DATA SUPPLIED:
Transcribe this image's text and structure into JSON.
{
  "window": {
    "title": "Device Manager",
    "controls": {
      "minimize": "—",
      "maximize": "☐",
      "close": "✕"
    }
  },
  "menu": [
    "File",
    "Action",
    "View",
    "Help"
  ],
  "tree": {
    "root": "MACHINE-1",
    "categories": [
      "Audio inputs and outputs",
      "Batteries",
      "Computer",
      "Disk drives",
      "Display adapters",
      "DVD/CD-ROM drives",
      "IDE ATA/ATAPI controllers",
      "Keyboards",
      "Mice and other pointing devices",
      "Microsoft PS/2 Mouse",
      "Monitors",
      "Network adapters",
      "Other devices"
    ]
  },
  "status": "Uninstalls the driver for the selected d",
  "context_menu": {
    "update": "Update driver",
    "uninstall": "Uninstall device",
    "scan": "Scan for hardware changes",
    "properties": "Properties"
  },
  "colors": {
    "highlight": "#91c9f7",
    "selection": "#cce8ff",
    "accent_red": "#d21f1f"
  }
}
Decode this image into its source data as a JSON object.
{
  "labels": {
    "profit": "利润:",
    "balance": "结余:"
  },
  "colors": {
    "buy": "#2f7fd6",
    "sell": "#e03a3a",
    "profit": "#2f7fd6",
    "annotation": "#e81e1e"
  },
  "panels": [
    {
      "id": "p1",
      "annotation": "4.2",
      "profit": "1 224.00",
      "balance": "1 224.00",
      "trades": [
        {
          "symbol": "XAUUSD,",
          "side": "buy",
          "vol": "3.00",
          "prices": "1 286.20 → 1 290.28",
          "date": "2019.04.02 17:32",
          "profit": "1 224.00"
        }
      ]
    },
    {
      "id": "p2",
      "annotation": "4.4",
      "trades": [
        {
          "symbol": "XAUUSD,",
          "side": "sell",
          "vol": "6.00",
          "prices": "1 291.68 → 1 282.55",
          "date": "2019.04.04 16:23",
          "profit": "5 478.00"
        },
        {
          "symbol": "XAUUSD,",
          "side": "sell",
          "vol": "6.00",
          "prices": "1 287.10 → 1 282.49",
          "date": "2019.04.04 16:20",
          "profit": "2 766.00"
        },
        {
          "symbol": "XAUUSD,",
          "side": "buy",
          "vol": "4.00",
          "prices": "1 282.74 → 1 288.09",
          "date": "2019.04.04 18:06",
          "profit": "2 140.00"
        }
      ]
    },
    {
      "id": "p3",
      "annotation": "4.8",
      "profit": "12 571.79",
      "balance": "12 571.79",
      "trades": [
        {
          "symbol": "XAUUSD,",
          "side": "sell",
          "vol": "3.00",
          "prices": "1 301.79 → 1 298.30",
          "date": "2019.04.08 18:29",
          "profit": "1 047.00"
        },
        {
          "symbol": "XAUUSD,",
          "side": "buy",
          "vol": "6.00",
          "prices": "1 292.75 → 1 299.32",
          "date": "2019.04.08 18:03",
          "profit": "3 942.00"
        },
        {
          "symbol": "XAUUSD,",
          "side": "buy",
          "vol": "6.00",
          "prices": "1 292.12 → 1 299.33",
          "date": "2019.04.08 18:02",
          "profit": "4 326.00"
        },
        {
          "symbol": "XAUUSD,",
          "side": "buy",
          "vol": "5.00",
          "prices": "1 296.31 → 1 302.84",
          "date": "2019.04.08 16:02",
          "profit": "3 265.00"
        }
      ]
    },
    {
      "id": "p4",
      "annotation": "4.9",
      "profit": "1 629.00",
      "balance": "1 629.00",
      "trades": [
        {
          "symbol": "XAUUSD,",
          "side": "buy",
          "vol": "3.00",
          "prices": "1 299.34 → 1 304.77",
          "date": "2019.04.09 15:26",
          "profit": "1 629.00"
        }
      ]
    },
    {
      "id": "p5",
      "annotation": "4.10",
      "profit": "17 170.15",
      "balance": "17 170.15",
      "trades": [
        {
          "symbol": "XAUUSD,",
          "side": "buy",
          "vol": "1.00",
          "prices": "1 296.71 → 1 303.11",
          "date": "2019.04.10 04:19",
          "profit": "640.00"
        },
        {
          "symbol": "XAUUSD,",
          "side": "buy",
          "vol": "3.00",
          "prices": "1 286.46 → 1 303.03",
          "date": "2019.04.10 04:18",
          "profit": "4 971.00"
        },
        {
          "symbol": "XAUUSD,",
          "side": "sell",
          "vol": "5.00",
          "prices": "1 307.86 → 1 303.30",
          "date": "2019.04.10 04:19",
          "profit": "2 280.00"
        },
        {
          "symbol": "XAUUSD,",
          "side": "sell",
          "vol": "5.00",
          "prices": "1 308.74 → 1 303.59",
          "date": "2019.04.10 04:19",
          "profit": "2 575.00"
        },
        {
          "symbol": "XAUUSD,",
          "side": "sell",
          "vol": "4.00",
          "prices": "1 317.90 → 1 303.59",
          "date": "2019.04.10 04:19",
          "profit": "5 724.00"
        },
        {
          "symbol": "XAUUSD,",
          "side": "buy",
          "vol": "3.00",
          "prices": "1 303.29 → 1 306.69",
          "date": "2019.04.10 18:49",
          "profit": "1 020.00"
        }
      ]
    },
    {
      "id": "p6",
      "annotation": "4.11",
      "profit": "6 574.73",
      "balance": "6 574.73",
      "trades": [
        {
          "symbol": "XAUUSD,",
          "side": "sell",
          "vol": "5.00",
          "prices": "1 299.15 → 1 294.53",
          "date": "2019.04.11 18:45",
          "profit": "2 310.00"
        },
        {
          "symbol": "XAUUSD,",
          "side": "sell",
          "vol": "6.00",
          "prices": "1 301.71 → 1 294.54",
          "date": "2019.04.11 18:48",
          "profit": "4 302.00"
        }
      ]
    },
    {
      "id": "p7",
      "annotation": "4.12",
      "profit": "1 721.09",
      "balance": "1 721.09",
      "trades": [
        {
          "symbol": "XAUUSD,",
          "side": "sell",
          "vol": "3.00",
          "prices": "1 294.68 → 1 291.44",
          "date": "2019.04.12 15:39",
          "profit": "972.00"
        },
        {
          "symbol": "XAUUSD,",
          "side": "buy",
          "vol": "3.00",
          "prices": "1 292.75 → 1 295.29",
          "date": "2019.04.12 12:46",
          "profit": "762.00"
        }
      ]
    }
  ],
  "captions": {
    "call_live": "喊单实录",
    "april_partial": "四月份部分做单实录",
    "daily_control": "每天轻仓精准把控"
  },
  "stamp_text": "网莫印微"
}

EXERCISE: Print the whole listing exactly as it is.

OUTPUT OF THE EXERCISE:
Transcribe this image's text and structure into JSON.
{
  "window": {
    "title": "Device Manager",
    "controls": {
      "minimize": "—",
      "maximize": "☐",
      "close": "✕"
    }
  },
  "menu": [
    "File",
    "Action",
    "View",
    "Help"
  ],
  "tree": {
    "root": "MACHINE-1",
    "categories": [
      "Audio inputs and outputs",
      "Batteries",
      "Computer",
      "Disk drives",
      "Display adapters",
      "DVD/CD-ROM drives",
      "IDE ATA/ATAPI controllers",
      "Keyboards",
      "Mice and other pointing devices",
      "Microsoft PS/2 Mouse",
      "Monitors",
      "Network adapters",
      "Other devices"
    ]
  },
  "status": "Uninstalls the driver for the selected d",
  "context_menu": {
    "update": "Update driver",
    "uninstall": "Uninstall device",
    "scan": "Scan for hardware changes",
    "properties": "Properties"
  },
  "colors": {
    "highlight": "#91c9f7",
    "selection": "#cce8ff",
    "accent_red": "#d21f1f"
  }
}
Decode this image into its source data as a JSON object.
{
  "labels": {
    "profit": "利润:",
    "balance": "结余:"
  },
  "colors": {
    "buy": "#2f7fd6",
    "sell": "#e03a3a",
    "profit": "#2f7fd6",
    "annotation": "#e81e1e"
  },
  "panels": [
    {
      "id": "p1",
      "annotation": "4.2",
      "profit": "1 224.00",
      "balance": "1 224.00",
      "trades": [
        {
          "symbol": "XAUUSD,",
          "side": "buy",
          "vol": "3.00",
          "prices": "1 286.20 → 1 290.28",
          "date": "2019.04.02 17:32",
          "profit": "1 224.00"
        }
      ]
    },
    {
      "id": "p2",
      "annotation": "4.4",
      "trades": [
        {
          "symbol": "XAUUSD,",
          "side": "sell",
          "vol": "6.00",
          "prices": "1 291.68 → 1 282.55",
          "date": "2019.04.04 16:23",
          "profit": "5 478.00"
        },
        {
          "symbol": "XAUUSD,",
          "side": "sell",
          "vol": "6.00",
          "prices": "1 287.10 → 1 282.49",
          "date": "2019.04.04 16:20",
          "profit": "2 766.00"
        },
        {
          "symbol": "XAUUSD,",
          "side": "buy",
          "vol": "4.00",
          "prices": "1 282.74 → 1 288.09",
          "date": "2019.04.04 18:06",
          "profit": "2 140.00"
        }
      ]
    },
    {
      "id": "p3",
      "annotation": "4.8",
      "profit": "12 571.79",
      "balance": "12 571.79",
      "trades": [
        {
          "symbol": "XAUUSD,",
          "side": "sell",
          "vol": "3.00",
          "prices": "1 301.79 → 1 298.30",
          "date": "2019.04.08 18:29",
          "profit": "1 047.00"
        },
        {
          "symbol": "XAUUSD,",
          "side": "buy",
          "vol": "6.00",
          "prices": "1 292.75 → 1 299.32",
          "date": "2019.04.08 18:03",
          "profit": "3 942.00"
        },
        {
          "symbol": "XAUUSD,",
          "side": "buy",
          "vol": "6.00",
          "prices": "1 292.12 → 1 299.33",
          "date": "2019.04.08 18:02",
          "profit": "4 326.00"
        },
        {
          "symbol": "XAUUSD,",
          "side": "buy",
          "vol": "5.00",
          "prices": "1 296.31 → 1 302.84",
          "date": "2019.04.08 16:02",
          "profit": "3 265.00"
        }
      ]
    },
    {
      "id": "p4",
      "annotation": "4.9",
      "profit": "1 629.00",
      "balance": "1 629.00",
      "trades": [
        {
          "symbol": "XAUUSD,",
          "side": "buy",
          "vol": "3.00",
          "prices": "1 299.34 → 1 304.77",
          "date": "2019.04.09 15:26",
          "profit": "1 629.00"
        }
      ]
    },
    {
      "id": "p5",
      "annotation": "4.10",
      "profit": "17 170.15",
      "balance": "17 170.15",
      "trades": [
        {
          "symbol": "XAUUSD,",
          "side": "buy",
          "vol": "1.00",
          "prices": "1 296.71 → 1 303.11",
          "date": "2019.04.10 04:19",
          "profit": "640.00"
        },
        {
          "symbol": "XAUUSD,",
          "side": "buy",
          "vol": "3.00",
          "prices": "1 286.46 → 1 303.03",
          "date": "2019.04.10 04:18",
          "profit": "4 971.00"
        },
        {
          "symbol": "XAUUSD,",
          "side": "sell",
          "vol": "5.00",
          "prices": "1 307.86 → 1 303.30",
          "date": "2019.04.10 04:19",
          "profit": "2 280.00"
        },
        {
          "symbol": "XAUUSD,",
          "side": "sell",
          "vol": "5.00",
          "prices": "1 308.74 → 1 303.59",
          "date": "2019.04.10 04:19",
          "profit": "2 575.00"
        },
        {
          "symbol": "XAUUSD,",
          "side": "sell",
          "vol": "4.00",
          "prices": "1 317.90 → 1 303.59",
          "date": "2019.04.10 04:19",
          "profit": "5 724.00"
        },
        {
          "symbol": "XAUUSD,",
          "side": "buy",
          "vol": "3.00",
          "prices": "1 303.29 → 1 306.69",
          "date": "2019.04.10 18:49",
          "profit": "1 020.00"
        }
      ]
    },
    {
      "id": "p6",
      "annotation": "4.11",
      "profit": "6 574.73",
      "balance": "6 574.73",
      "trades": [
        {
          "symbol": "XAUUSD,",
          "side": "sell",
          "vol": "5.00",
          "prices": "1 299.15 → 1 294.53",
          "date": "2019.04.11 18:45",
          "profit": "2 310.00"
        },
        {
          "symbol": "XAUUSD,",
          "side": "sell",
          "vol": "6.00",
          "prices": "1 301.71 → 1 294.54",
          "date": "2019.04.11 18:48",
          "profit": "4 302.00"
        }
      ]
    },
    {
      "id": "p7",
      "annotation": "4.12",
      "profit": "1 721.09",
      "balance": "1 721.09",
      "trades": [
        {
          "symbol": "XAUUSD,",
          "side": "sell",
          "vol": "3.00",
          "prices": "1 294.68 → 1 291.44",
          "date": "2019.04.12 15:39",
          "profit": "972.00"
        },
        {
          "symbol": "XAUUSD,",
          "side": "buy",
          "vol": "3.00",
          "prices": "1 292.75 → 1 295.29",
          "date": "2019.04.12 12:46",
          "profit": "762.00"
        }
      ]
    }
  ],
  "captions": {
    "call_live": "喊单实录",
    "april_partial": "四月份部分做单实录",
    "daily_control": "每天轻仓精准把控"
  },
  "stamp_text": "网莫印微"
}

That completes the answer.